Since the return of full flows, tadpoles and young frogs have reappeared below the dam. "It's crazy how much the habitat has changed," says Forest Service wildlife biologist Janie Agyagos, who has worked closely with the Northern Arizona University researchers on the Fossil Creek project. "Before, we had stagnant pools and very little running water. Now we have deep, deep pools that adult frogs like, and shallow pools with good cover for tadpoles and egg masses, and lots of aquatic vegetation." But because researchers are still awaiting the return of a healthy adult population, the utility has delayed the start of dam lowering for an additional year, until late 2008.
When dam lowering does begin, the utility will remove only a small portion of the estimated 25,000 cubic yards of sediment behind the dam. The remainder will wash downstream, and Marks and her team will be watching closely. They don't expect the sediment to do any lasting damage to the ecosystem - it's comparable to what might come downstream in a "really big storm," says Marks - but it may smother some macroinvertebrate and leopard frog habitat.
Another uncertainty lurks within the beautiful travertine formations in Fossil Creek, which provide a perfect home for crayfish - a voracious species, exotic to Arizona, that Rod Parnell calls "the aquatic equivalent of the cockroach." Crayfish survived the poisoning of the creek - likely because they could burrow into the riverbed or crawl out of the water - and have multiplied since flows returned. Researchers suspect that, ironically, exotic bass helped keep the crayfish at bay. But here again, the story is not yet finished: The travertine now forms with such gusto that it even grows on crayfish shells, threatening to turn the crayfish into miniature statues.

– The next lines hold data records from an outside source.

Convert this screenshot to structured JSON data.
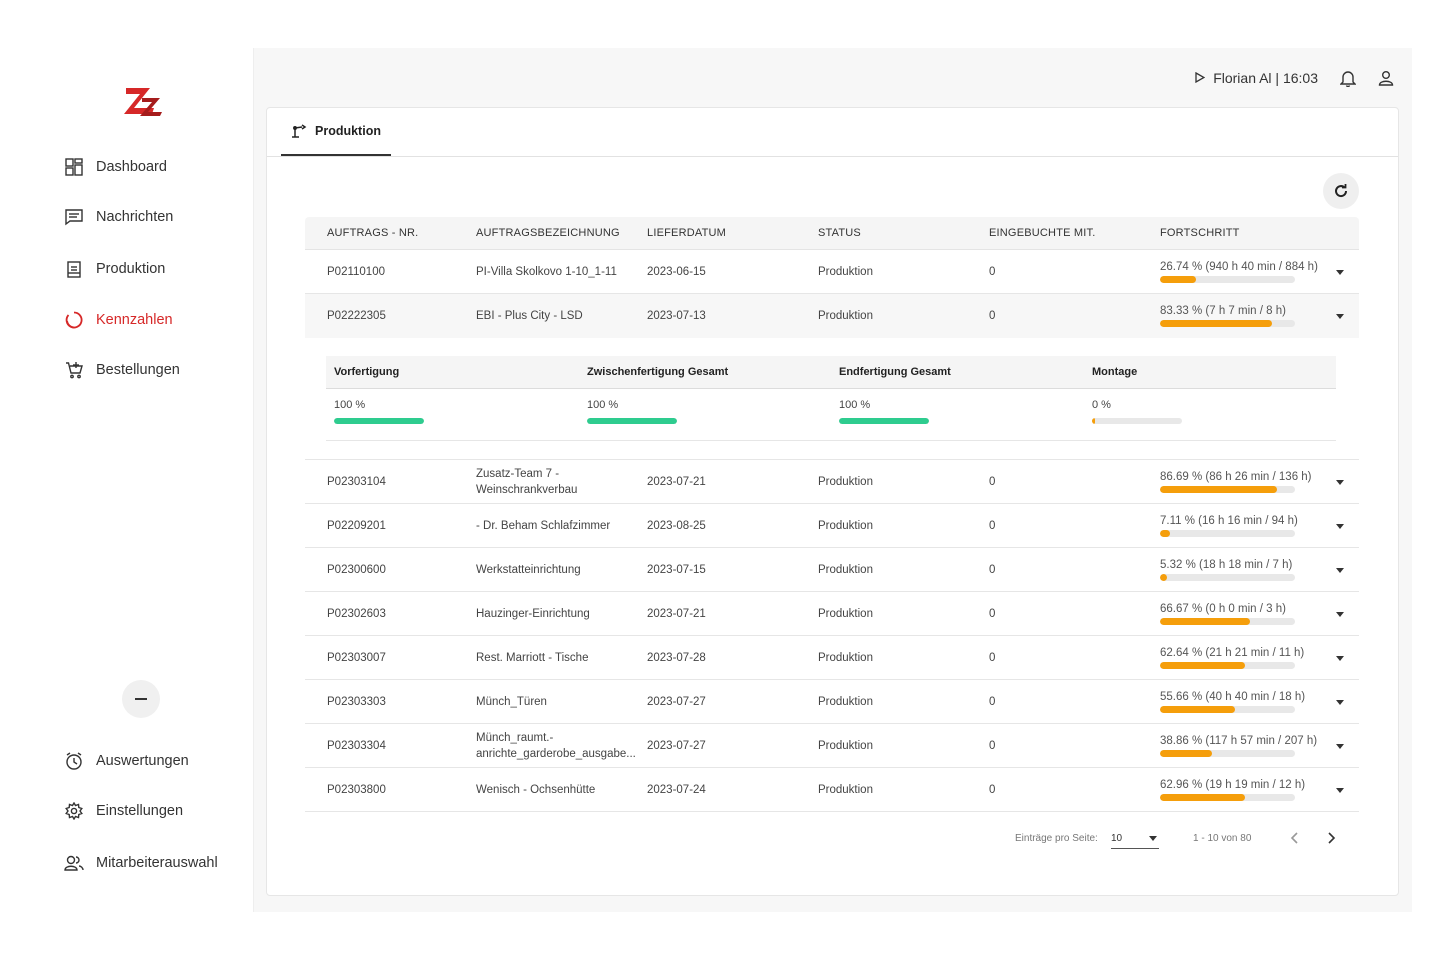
{
  "sidebar": {
    "items": [
      {
        "label": "Dashboard",
        "icon": "dashboard-icon"
      },
      {
        "label": "Nachrichten",
        "icon": "message-icon"
      },
      {
        "label": "Produktion",
        "icon": "clipboard-icon"
      },
      {
        "label": "Kennzahlen",
        "icon": "circle-loader-icon",
        "active": true
      },
      {
        "label": "Bestellungen",
        "icon": "cart-icon"
      }
    ],
    "bottom_items": [
      {
        "label": "Auswertungen",
        "icon": "clock-icon"
      },
      {
        "label": "Einstellungen",
        "icon": "gear-icon"
      },
      {
        "label": "Mitarbeiterauswahl",
        "icon": "users-icon"
      }
    ],
    "accent": "#d62828"
  },
  "header": {
    "user": "Florian Al | 16:03"
  },
  "tab": {
    "label": "Produktion"
  },
  "table": {
    "headers": [
      "AUFTRAGS - NR.",
      "AUFTRAGSBEZEICHNUNG",
      "LIEFERDATUM",
      "STATUS",
      "EINGEBUCHTE MIT.",
      "FORTSCHRITT"
    ],
    "rows": [
      {
        "nr": "P02110100",
        "bez": "PI-Villa Skolkovo 1-10_1-11",
        "date": "2023-06-15",
        "status": "Produktion",
        "mit": "0",
        "progress": "26.74 % (940 h 40 min / 884 h)",
        "pct": 26.74
      },
      {
        "nr": "P02222305",
        "bez": "EBI - Plus City - LSD",
        "date": "2023-07-13",
        "status": "Produktion",
        "mit": "0",
        "progress": "83.33 % (7 h 7 min / 8 h)",
        "pct": 83.33
      },
      {
        "nr": "P02303104",
        "bez": "Zusatz-Team 7 - Weinschrankverbau",
        "date": "2023-07-21",
        "status": "Produktion",
        "mit": "0",
        "progress": "86.69 % (86 h 26 min / 136 h)",
        "pct": 86.69
      },
      {
        "nr": "P02209201",
        "bez": "- Dr. Beham Schlafzimmer",
        "date": "2023-08-25",
        "status": "Produktion",
        "mit": "0",
        "progress": "7.11 % (16 h 16 min / 94 h)",
        "pct": 7.11
      },
      {
        "nr": "P02300600",
        "bez": "Werkstatteinrichtung",
        "date": "2023-07-15",
        "status": "Produktion",
        "mit": "0",
        "progress": "5.32 % (18 h 18 min / 7 h)",
        "pct": 5.32
      },
      {
        "nr": "P02302603",
        "bez": "Hauzinger-Einrichtung",
        "date": "2023-07-21",
        "status": "Produktion",
        "mit": "0",
        "progress": "66.67 % (0 h 0 min / 3 h)",
        "pct": 66.67
      },
      {
        "nr": "P02303007",
        "bez": "Rest. Marriott - Tische",
        "date": "2023-07-28",
        "status": "Produktion",
        "mit": "0",
        "progress": "62.64 % (21 h 21 min / 11 h)",
        "pct": 62.64
      },
      {
        "nr": "P02303303",
        "bez": "Münch_Türen",
        "date": "2023-07-27",
        "status": "Produktion",
        "mit": "0",
        "progress": "55.66 % (40 h 40 min / 18 h)",
        "pct": 55.66
      },
      {
        "nr": "P02303304",
        "bez": "Münch_raumt.-anrichte_garderobe_ausgabe...",
        "date": "2023-07-27",
        "status": "Produktion",
        "mit": "0",
        "progress": "38.86 % (117 h 57 min / 207 h)",
        "pct": 38.86
      },
      {
        "nr": "P02303800",
        "bez": "Wenisch - Ochsenhütte",
        "date": "2023-07-24",
        "status": "Produktion",
        "mit": "0",
        "progress": "62.96 % (19 h 19 min / 12 h)",
        "pct": 62.96
      }
    ],
    "expanded_row": 1,
    "detail": {
      "headers": [
        "Vorfertigung",
        "Zwischenfertigung Gesamt",
        "Endfertigung Gesamt",
        "Montage"
      ],
      "values": [
        "100 %",
        "100 %",
        "100 %",
        "0 %"
      ],
      "pcts": [
        100,
        100,
        100,
        0
      ]
    },
    "progress_color": "#f59e0b",
    "detail_color": "#2ecc8f"
  },
  "pager": {
    "label": "Einträge pro Seite:",
    "per_page": "10",
    "range": "1 - 10 von 80"
  }
}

Despite conservationists' fervent hopes, dam removal alone is no panacea. On the Sandy River in Oregon, the Marmot Dam has separated populations of wild fish from hatchery fish. Dam removal will allow hatchery fish to move into wild fish habitat. Likewise, the oft-discussed removal of the two Elwha River dams in Washington state - recently postponed again, this time until approximately 2012 - could allow an invasive species of brook trout to move into Olympic National Park, where it would compete with native bull trout.
Science is beginning to inform how and when dams come out, and, at Fossil Creek and elsewhere, it is helping to anticipate and minimize some of the downsides of dam removal. But the field is a young one - "There's still a lot more talk about dam removal than there is study of dam removal," says University of North Carolina researcher Martin Doyle - and frequent delays in dam deconstruction continue to make new knowledge difficult to acquire.

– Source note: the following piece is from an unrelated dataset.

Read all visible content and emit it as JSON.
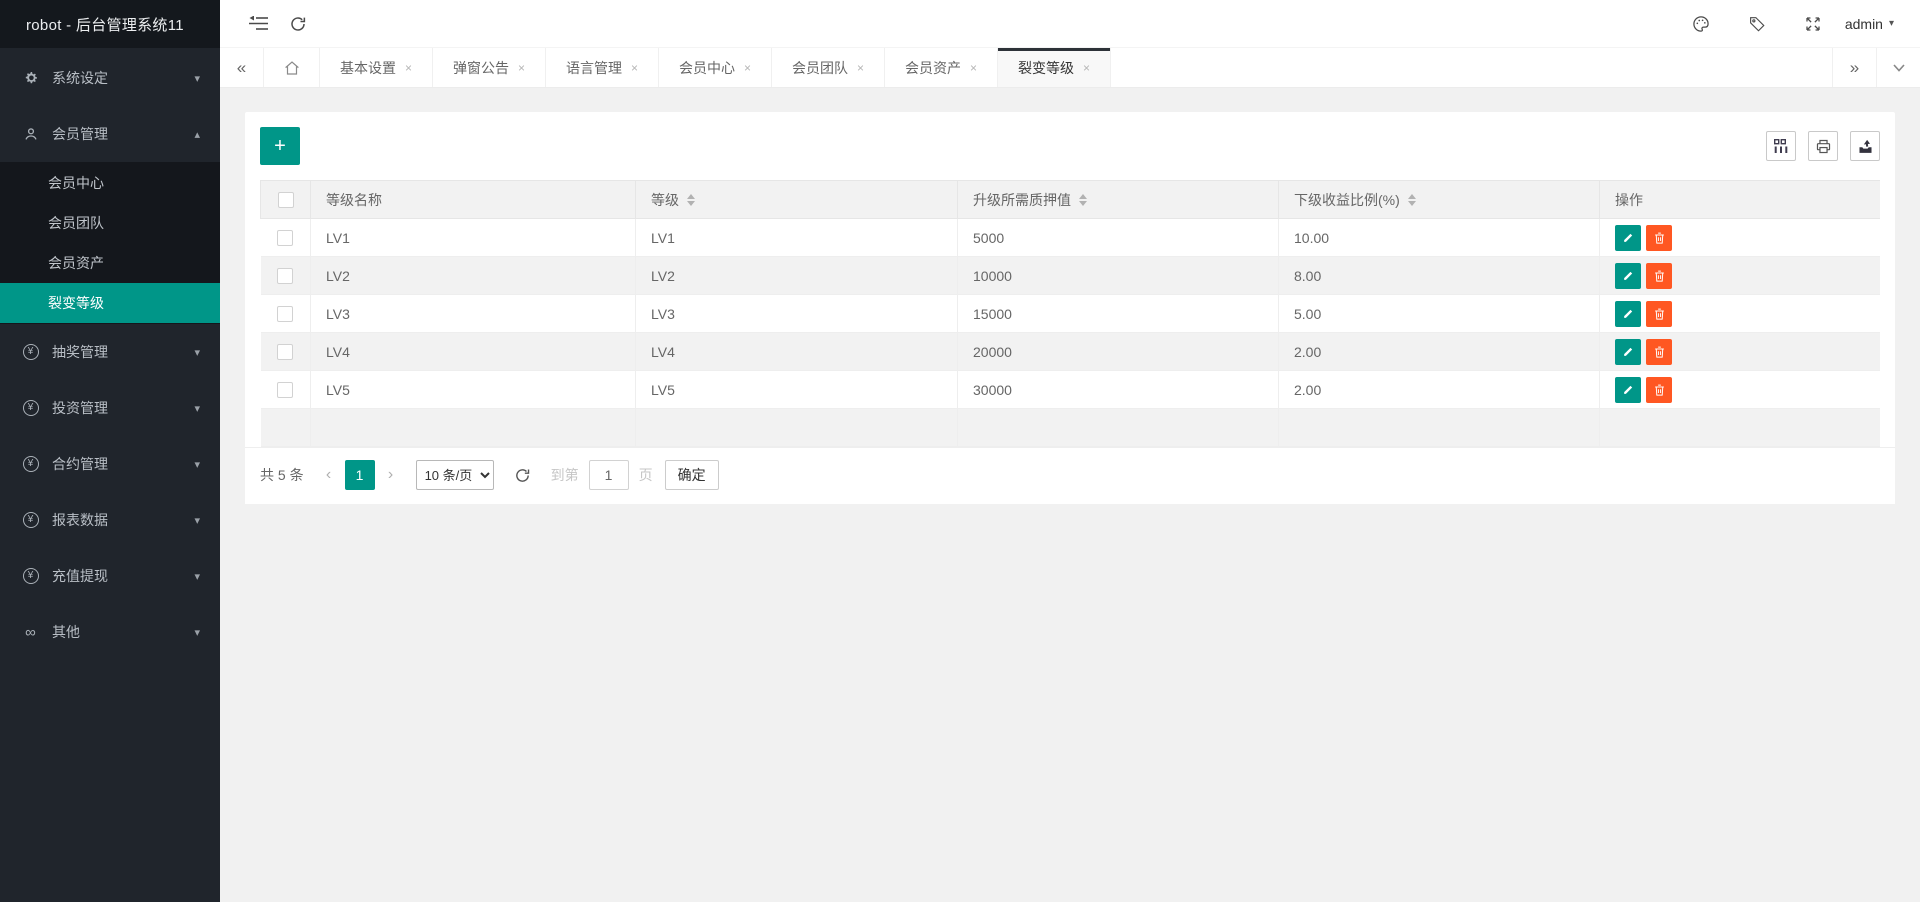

The result is that while dam removal is a powerful restoration tool, it remains an uncertain business, and that uncertainty has both ecological and political consequences. "Everyone knows what a pristine ecosystem looks like, so it's easy for them to embrace it and say, 'We're going to protect this,'" says Andrew Fahlund of American Rivers, who worked on the campaign to decommission the Childs-Irving project. "With restoration, you're asking people to trust that the picture you've painted for them is the picture they're going to get. That's a big leap of faith for the general public, and for the decision-makers who are going to be held accountable." But in dam removal, as in so many other conservation efforts, the unknowns are enduring, and leaps of faith are unavoidable.
The author is a contributing editor of HCN.
This article was made possible with support from the William C. Kenney Watershed Protection Foundation and the Jay Kenney Foundation.